Or so it seemed. Finally, he stepped out from the showers and made his way to his locker.
“I was in the cold tub,” Mack explained.
The Bears play in four days, on Thanksgiving Day. It’s a quick turnaround and Mack was doing what he can to make sure his body is ready.
“I explained that to the guys,” Mack said. “Look, there’s a cold tub party in there. I was the last one. Sorry I made y’all wait so long.”
Bears fans have been waiting, too, but Mack need not apologize to them. With a $141 million contract comes a certain level of scrutiny. But with two, sometimes three opponents blocking him on almost every play, there’s only so much one man can do.
When the Giants made the mistake of trying to stop him with one man Sunday, Mack reminded everyone what he can do.
“Finally got singled up,” Mack said. “I knew I had to make the most of the opportunity.”

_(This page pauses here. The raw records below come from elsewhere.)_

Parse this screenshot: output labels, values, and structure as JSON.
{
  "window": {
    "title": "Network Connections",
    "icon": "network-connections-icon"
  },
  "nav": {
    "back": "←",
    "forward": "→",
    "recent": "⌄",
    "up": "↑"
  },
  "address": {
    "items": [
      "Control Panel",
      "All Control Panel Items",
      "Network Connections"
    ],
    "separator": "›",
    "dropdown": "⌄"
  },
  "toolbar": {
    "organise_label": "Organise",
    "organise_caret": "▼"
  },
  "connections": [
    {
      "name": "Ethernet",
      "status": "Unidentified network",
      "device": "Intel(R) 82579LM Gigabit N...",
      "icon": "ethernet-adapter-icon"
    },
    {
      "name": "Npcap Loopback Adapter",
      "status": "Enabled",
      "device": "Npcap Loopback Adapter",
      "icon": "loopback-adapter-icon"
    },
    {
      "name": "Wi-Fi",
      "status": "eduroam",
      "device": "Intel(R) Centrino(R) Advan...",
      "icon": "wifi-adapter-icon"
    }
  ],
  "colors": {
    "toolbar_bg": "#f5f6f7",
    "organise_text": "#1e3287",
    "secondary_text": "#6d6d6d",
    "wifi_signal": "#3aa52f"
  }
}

Mack’s strip-sack of New York quarterback Daniel Jones in the third quarter gave the Bears the ball at the New York 3-yard line, swinging the momentum. Bears lineman Nick Williams pounced on the fumble.
Williams might have scored, too, had the scrum for the ball not knocked him over.
“I don’t know how Nick beat me to it,” linebacker Leonard Floyd said. “He’s really mad I knocked him down. I think I tripped him.”
“There was some discussion on what happened,” Mack added with a wry grin.
Sunday was yet another example of how Mack’s effect on a football game doesn’t show up in the box score. He had three tackles and two QB hits, to go along with the sack and forced fumble. Less tangible is the attention he commands, creating holes for the likes of Floyd and Williams.
On the strip-sack, Floyd reached Jones at almost the same instant as Mack. Floyd hit the quarterback four times Sunday. Roy Robertson-Harris hit Jones twice.
“You felt 52 everywhere today,” Bears coach Matt Nagy said “You really did. He was everywhere. You know, when we have that, you can feel our game really elevate, and that’s what it’s all about.”
And when he does have a chance, one-on-one, Mack can change a game.
“They’ve been triple-teaming him, double, chip, everything in the book,” safety Eddie Jackson said. “So you give him a one-on-one, you see what he’s capable of doing. We’re going to put our money on Mack every time one-on-one.”